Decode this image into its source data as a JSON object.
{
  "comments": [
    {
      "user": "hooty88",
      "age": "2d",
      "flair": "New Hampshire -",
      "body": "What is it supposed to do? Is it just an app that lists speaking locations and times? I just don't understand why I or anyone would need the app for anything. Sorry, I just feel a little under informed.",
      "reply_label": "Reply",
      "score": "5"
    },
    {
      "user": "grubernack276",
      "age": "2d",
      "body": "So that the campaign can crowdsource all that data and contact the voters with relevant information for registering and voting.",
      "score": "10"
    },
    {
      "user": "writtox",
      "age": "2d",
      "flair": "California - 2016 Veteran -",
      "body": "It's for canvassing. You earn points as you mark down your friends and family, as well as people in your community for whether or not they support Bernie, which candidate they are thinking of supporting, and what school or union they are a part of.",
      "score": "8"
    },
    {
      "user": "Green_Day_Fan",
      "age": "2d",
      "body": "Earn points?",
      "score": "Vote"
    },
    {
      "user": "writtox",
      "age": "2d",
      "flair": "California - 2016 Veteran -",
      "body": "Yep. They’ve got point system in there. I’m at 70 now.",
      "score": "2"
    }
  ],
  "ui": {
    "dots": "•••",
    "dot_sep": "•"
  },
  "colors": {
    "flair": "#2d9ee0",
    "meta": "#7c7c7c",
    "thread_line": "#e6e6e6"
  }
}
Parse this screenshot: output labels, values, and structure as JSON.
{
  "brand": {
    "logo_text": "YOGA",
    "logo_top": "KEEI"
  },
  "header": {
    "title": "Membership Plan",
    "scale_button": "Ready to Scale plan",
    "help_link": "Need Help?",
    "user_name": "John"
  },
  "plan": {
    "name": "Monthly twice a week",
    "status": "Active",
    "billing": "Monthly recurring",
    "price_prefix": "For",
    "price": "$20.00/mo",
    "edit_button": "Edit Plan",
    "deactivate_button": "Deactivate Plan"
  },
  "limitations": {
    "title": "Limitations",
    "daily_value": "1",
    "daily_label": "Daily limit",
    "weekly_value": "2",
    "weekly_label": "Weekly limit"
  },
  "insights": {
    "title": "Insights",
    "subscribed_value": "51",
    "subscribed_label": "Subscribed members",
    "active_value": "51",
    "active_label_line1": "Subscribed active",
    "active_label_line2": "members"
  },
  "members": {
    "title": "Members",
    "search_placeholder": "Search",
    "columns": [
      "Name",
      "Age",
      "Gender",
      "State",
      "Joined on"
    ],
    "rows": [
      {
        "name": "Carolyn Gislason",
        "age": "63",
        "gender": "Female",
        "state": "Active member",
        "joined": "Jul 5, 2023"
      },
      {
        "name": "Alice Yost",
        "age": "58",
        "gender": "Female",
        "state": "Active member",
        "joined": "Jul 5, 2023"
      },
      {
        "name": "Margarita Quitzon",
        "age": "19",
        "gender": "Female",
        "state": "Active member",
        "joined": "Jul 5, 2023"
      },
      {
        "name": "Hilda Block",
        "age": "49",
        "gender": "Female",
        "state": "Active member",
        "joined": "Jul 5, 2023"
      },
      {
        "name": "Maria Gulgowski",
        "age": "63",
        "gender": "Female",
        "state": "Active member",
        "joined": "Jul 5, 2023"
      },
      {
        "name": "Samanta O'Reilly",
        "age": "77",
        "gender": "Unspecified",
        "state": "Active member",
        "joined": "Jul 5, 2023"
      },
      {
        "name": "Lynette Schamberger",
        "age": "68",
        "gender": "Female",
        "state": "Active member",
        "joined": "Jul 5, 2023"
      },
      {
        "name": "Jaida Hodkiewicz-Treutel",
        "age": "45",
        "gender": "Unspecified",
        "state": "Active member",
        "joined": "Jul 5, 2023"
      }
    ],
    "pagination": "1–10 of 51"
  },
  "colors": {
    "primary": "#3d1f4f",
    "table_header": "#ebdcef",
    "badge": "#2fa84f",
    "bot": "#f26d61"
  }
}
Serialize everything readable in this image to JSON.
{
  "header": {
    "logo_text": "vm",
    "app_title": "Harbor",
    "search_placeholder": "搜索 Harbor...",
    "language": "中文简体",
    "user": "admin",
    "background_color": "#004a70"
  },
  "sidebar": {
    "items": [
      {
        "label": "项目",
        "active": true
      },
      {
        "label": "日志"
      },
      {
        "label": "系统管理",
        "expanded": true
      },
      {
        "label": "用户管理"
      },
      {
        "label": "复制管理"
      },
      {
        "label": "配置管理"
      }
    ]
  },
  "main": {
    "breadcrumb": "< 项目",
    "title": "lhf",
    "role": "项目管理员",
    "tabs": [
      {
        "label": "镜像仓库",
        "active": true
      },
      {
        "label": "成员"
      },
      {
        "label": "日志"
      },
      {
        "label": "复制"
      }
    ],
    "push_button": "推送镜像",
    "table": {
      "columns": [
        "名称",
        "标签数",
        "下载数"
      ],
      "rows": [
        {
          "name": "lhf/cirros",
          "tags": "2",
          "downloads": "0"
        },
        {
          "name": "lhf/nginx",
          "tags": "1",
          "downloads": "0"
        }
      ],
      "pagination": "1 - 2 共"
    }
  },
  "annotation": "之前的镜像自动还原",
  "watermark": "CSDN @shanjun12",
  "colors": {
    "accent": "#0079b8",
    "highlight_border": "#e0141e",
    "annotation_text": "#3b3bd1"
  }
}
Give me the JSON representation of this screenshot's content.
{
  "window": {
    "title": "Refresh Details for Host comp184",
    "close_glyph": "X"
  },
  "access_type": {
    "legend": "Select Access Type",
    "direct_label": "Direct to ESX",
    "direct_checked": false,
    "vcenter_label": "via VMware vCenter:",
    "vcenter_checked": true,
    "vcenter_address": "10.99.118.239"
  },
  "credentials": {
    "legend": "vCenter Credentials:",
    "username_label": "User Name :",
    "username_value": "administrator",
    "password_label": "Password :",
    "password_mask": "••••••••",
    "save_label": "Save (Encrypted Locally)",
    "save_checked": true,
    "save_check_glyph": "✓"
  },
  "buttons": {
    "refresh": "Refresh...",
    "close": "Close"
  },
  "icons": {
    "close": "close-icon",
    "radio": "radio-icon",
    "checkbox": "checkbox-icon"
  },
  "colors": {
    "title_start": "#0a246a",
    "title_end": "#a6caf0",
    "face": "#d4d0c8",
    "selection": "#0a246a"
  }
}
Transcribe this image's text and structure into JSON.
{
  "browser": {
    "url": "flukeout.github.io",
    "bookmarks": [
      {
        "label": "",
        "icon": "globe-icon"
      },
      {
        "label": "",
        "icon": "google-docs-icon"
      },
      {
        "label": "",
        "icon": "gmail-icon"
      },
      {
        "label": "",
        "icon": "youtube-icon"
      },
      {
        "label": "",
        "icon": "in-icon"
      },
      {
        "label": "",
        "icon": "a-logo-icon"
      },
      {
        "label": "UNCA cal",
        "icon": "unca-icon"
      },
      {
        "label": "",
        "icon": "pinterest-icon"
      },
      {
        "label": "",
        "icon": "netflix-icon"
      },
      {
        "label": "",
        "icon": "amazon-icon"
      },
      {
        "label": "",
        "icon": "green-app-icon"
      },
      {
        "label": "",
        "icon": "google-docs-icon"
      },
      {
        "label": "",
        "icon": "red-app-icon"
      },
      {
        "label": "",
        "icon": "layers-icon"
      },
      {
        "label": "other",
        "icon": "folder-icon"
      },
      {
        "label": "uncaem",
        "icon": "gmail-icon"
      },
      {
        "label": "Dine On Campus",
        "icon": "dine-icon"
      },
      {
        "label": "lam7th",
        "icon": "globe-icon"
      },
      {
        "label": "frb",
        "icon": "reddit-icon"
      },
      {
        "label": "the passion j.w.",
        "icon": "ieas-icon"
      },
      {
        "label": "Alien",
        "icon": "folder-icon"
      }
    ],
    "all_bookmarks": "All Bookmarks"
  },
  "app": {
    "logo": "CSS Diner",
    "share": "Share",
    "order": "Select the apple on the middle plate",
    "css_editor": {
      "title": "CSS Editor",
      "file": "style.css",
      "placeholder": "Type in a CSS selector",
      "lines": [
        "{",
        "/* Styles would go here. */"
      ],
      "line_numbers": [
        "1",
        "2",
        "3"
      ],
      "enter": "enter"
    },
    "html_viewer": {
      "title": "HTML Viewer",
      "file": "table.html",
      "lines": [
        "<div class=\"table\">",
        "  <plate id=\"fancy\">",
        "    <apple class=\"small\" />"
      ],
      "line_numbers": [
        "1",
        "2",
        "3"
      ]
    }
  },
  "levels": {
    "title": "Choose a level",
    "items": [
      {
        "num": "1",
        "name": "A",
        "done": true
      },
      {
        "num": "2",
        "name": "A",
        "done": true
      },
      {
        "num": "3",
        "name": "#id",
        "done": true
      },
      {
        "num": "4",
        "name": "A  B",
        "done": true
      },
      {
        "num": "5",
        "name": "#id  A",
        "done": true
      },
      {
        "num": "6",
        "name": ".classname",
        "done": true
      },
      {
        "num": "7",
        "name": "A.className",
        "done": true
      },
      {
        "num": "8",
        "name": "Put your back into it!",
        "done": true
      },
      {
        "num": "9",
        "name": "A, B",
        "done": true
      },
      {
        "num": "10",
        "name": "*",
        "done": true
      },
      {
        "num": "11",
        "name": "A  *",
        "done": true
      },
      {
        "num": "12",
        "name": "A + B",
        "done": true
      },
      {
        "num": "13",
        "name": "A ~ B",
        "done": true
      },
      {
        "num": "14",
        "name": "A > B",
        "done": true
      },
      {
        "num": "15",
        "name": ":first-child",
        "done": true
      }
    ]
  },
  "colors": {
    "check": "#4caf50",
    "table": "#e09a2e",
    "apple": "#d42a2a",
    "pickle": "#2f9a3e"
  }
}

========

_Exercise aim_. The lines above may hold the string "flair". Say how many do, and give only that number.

_Answer area_. 4